Example of the Library Browser Extension on Goodreads

I recently happened upon the most magical piece of tech—a FREE browser extension that checks to see whether a book you are perusing online is available via your local library as a hard copy or an Overdrive/3M ebook.

You simply install it on your browser & select your local library (or libraries) from a list which includes the US, Australia, Canada, New Zealand, the UK & others. Anytime thereafter that you view a book (e.g., on Amazon, Goodreads, Barnes & Noble, etc.), the extension will show you whether you can borrow it for free!
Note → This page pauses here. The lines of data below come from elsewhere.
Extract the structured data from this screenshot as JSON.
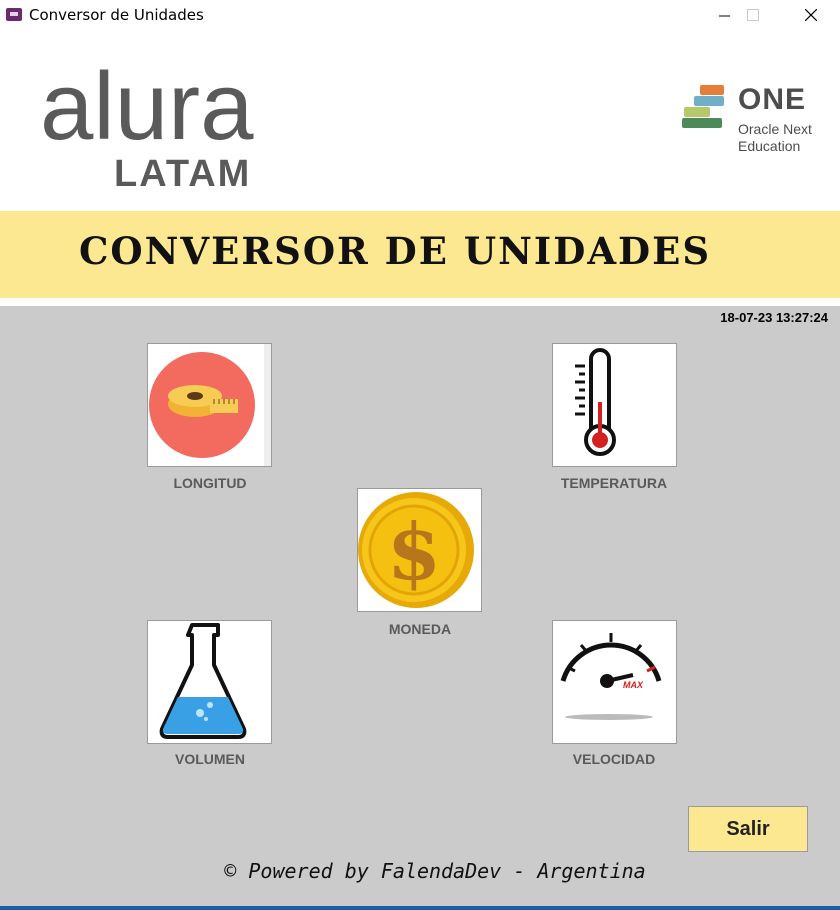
{
  "window": {
    "title": "Conversor de Unidades"
  },
  "header": {
    "alura_text": "alura",
    "latam_text": "LATAM",
    "one_title": "ONE",
    "one_line1": "Oracle Next",
    "one_line2": "Education"
  },
  "banner": {
    "title": "CONVERSOR DE UNIDADES"
  },
  "clock": "18-07-23 13:27:24",
  "tiles": [
    {
      "label": "LONGITUD",
      "icon": "measuring-tape-icon"
    },
    {
      "label": "TEMPERATURA",
      "icon": "thermometer-icon"
    },
    {
      "label": "MONEDA",
      "icon": "dollar-coin-icon"
    },
    {
      "label": "VOLUMEN",
      "icon": "flask-icon"
    },
    {
      "label": "VELOCIDAD",
      "icon": "speedometer-icon"
    }
  ],
  "exit_button": "Salir",
  "footer": "© Powered by FalendaDev - Argentina",
  "colors": {
    "banner_bg": "#fde892",
    "main_bg": "#cbcbcb",
    "label_text": "#5a5a5a"
  }
}
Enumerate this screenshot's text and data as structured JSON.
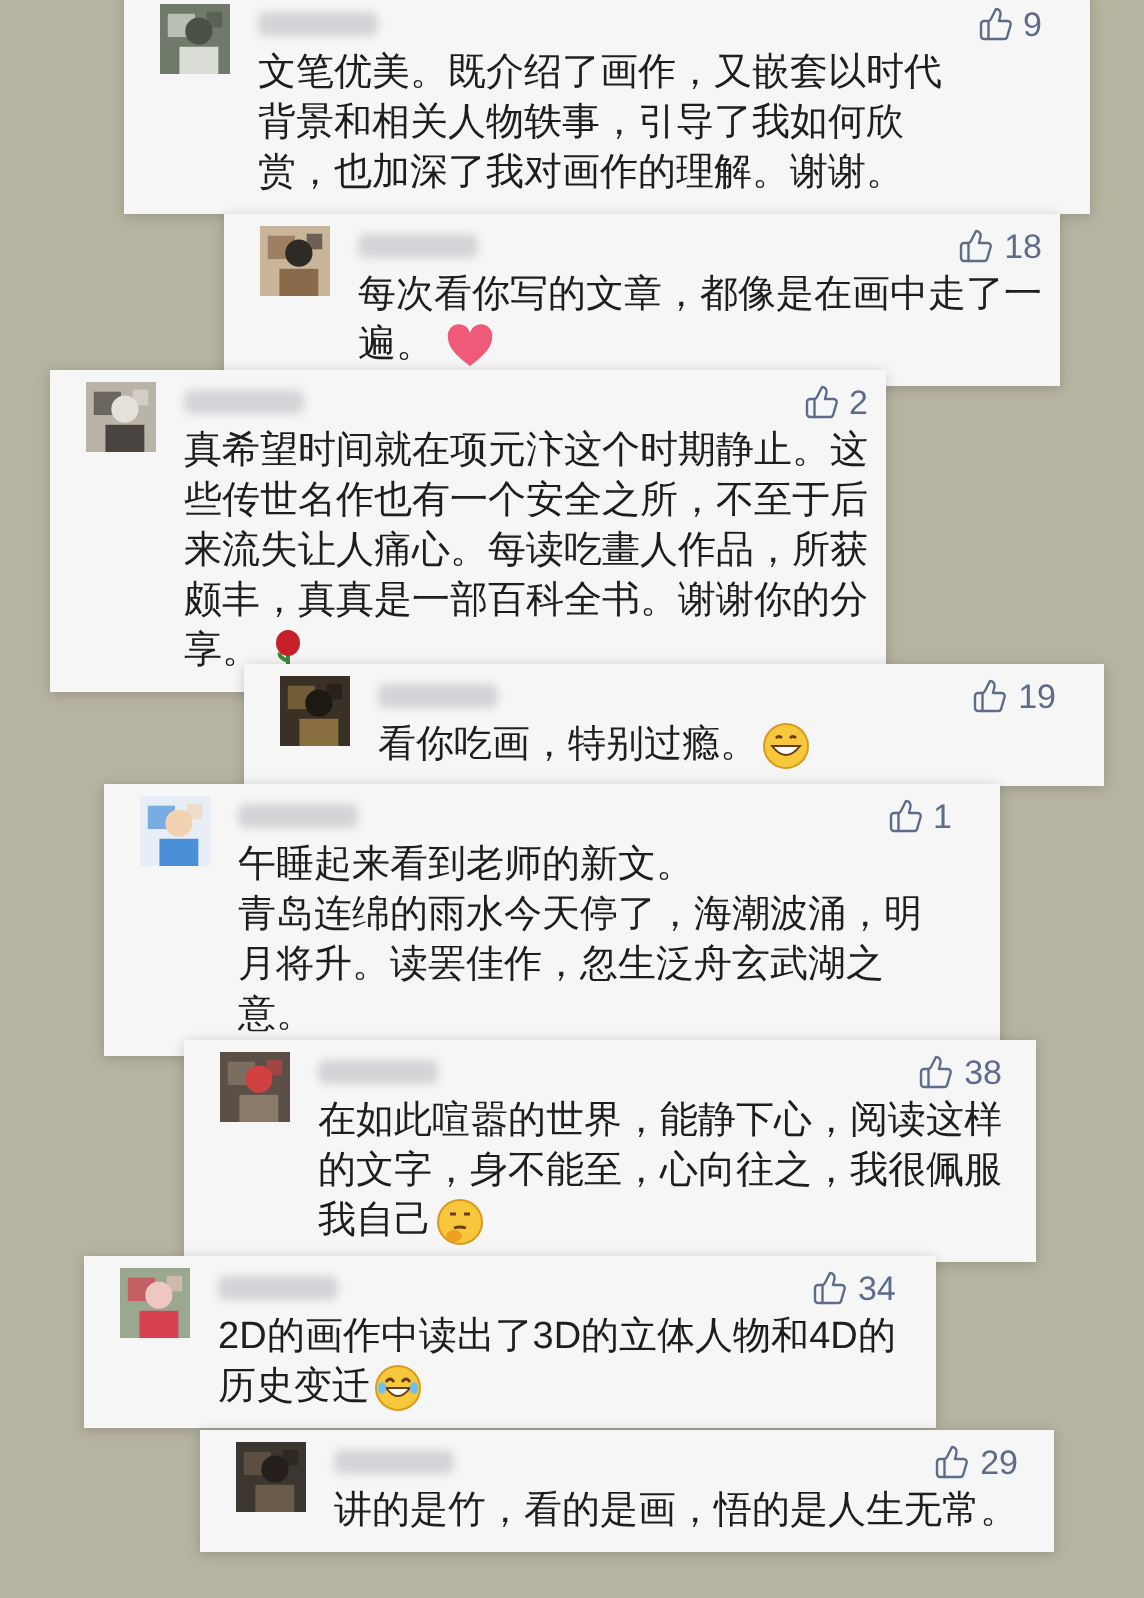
{
  "comments": [
    {
      "likes": "9",
      "lines": [
        "文笔优美。既介绍了画作，又嵌套以时代",
        "背景和相关人物轶事，引导了我如何欣",
        "赏，也加深了我对画作的理解。谢谢。"
      ]
    },
    {
      "likes": "18",
      "lines": [
        "每次看你写的文章，都像是在画中走了一",
        "遍。"
      ],
      "emoji": {
        "kind": "heart"
      }
    },
    {
      "likes": "2",
      "lines": [
        "真希望时间就在项元汴这个时期静止。这",
        "些传世名作也有一个安全之所，不至于后",
        "来流失让人痛心。每读吃畫人作品，所获",
        "颇丰，真真是一部百科全书。谢谢你的分",
        "享。"
      ],
      "emoji": {
        "kind": "rose"
      }
    },
    {
      "likes": "19",
      "lines": [
        "看你吃画，特别过瘾。"
      ],
      "emoji": {
        "kind": "grin"
      }
    },
    {
      "likes": "1",
      "lines": [
        "午睡起来看到老师的新文。",
        "青岛连绵的雨水今天停了，海潮波涌，明",
        "月将升。读罢佳作，忽生泛舟玄武湖之",
        "意。"
      ]
    },
    {
      "likes": "38",
      "lines": [
        "在如此喧嚣的世界，能静下心，阅读这样",
        "的文字，身不能至，心向往之，我很佩服",
        "我自己"
      ],
      "emoji": {
        "kind": "thinking"
      }
    },
    {
      "likes": "34",
      "lines": [
        "2D的画作中读出了3D的立体人物和4D的",
        "历史变迁"
      ],
      "emoji": {
        "kind": "laugh"
      }
    },
    {
      "likes": "29",
      "lines": [
        "讲的是竹，看的是画，悟的是人生无常。"
      ]
    }
  ]
}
With a touch of a button, you can then snag the book from your library.

The extension currently works with Chrome & will soon be set-up to work with Firefox & then Safari as well.

See a video of how it works | Get the Library Extension

We'll be reading Japan in April!

Japanese cherry blossoms

Japanese cherry blossoms

Just in time for the cherry blossom festivals, our online book club will be reading Japan in April! 

We'll vote on which book to read on March 15 from a list of at least 6 books across genres. Before then, if you have any books to suggest, let us know. 

Just remember that we are specific in the books we read, they must:

- Largely occur in the country specified unless the world described is an alternate universe
- Be written by an author born there who has spent a good portion of their life there
- Exist in paperback & ebook available on both Amazon & Kindle at least in the US & hopefully elsewhere

ありがとうございます (or Arigatou gozaimasu which is a polite way of saying "thank you" in Japanese. See how to pronounce it)